Exclusive interview with Great British Menu star James Durrant
PUBLISHED: 16:39 14 April 2014 | UPDATED: 11:05 23 April 2014
You voted for him first at last year’s Food & Drink Awards and now top chef and owner of The Plough Inn in Longparish is set to grace our screens on tonight’s Great British Menu’s North West week. We caught up with him last week to find out some behind the scenes gossip
How much can you tell us about The Great British Menu?
Well I can tell you that I’ve taken part. I’m representing the North West, which is where I am originally from and it’s in celebration of the D-Day Landings anniversary. I will be doing my best to impress the judges so that I can go on to cook a four-course banquet which will be held at St Paul’s cathedral in June.
Running a restaurant is face paced anyway, how did you find it cooking in a competition environment.
The pressure is completely different. I’m used to working in high-pressured kitchens in my career, but then to have cameras and a microphone on and people constantly on your case is something new for me. Being able to cook the food you want to in the time limit is difficult too. You have an hour, but we worked out that by the time you’ve been pulled away for interviews or for the times you’re not allowed to turn your blender on because someone else is being interviewed – it’s probably only about 45 minutes.
When you’re under that kind of pressure, did you find yourself making silly mistakes?
I completely overcooked the beans on my main course but I didn’t react so I’m hoping it wasn’t picked up. But I haven’t seen the evidence yet, I’ll know tomorrow if I was found out or not.

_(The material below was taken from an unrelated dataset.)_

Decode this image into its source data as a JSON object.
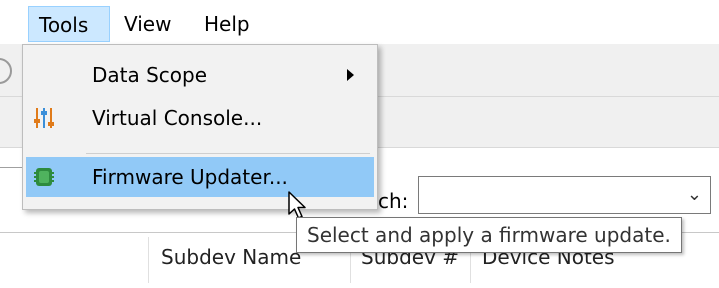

Do you know yet what the judge’s comments were?
No. I know what points I got and how I did for each course; some courses weren’t as good as others so it’s not going to be pleasant. We’re showing it in The Plough all this week and serving up the courses. So the idea is we do the starter Monday, Tuesday’s fish course, Wednesday’s main course and Thursday is the dessert and then we will serve all four courses on Friday – it’s just a bit of fun really. I’m not looking forward to finding out what the judges have to say.
So how did the opportunity arise for you to be on The Great British Menu?
I’ve been pretty fortunate and have been asked for the past three years to do the show. The first year I was still looking for a pub and last year we’d just opened The Plough, so when they phoned me again for this year I said yes. It is a massive honour to do the brief for this year. The D-Day anniversary is quite personal to me. My wife’s Grandad was one of the first on Sword beach and I got a lot of inspiration from my wife’s Nan who is still alive. My Great-Uncle was killed on D-Day and so the brief this year touches everybody – it is a big honour to compete and try and win it.
Did you go back to the WW1 era for the dishes that you chose?
The dishes on the menu had to tell a story on a plate, they had to be of that era. However, I approached it from the perspective that they didn’t have a lot in that era. And because of what happened, because of D-Day and because of the bravery of the soldiers we now have the freedom to do what we want. I took the dishes from that era and brought them in to this century; which hopefully you’ll see over the course of this week.
And what about the presentation, did you find yourself hunting through vintage fairs and markets?
Yeah there was lots of stuff like that. My starter tonight comes in a ration box and I found an old anonymous war poem which I stuck to the inside of the lid. You can’t go out the judges and explain each dish so the presentation is really important.
Now you’re on TV are you ready for the title of celebrity chef?
For me I’m just a chef and I cook. Without my restaurant, without my pub I’ve not really got a lot so I don’t think I’d ever change to become a celebrity chef as such, it’s just not something that I want to do. I know that there is going to be 2 ½ million viewers watching The Great British Menu and that can only mean good things for The Plough.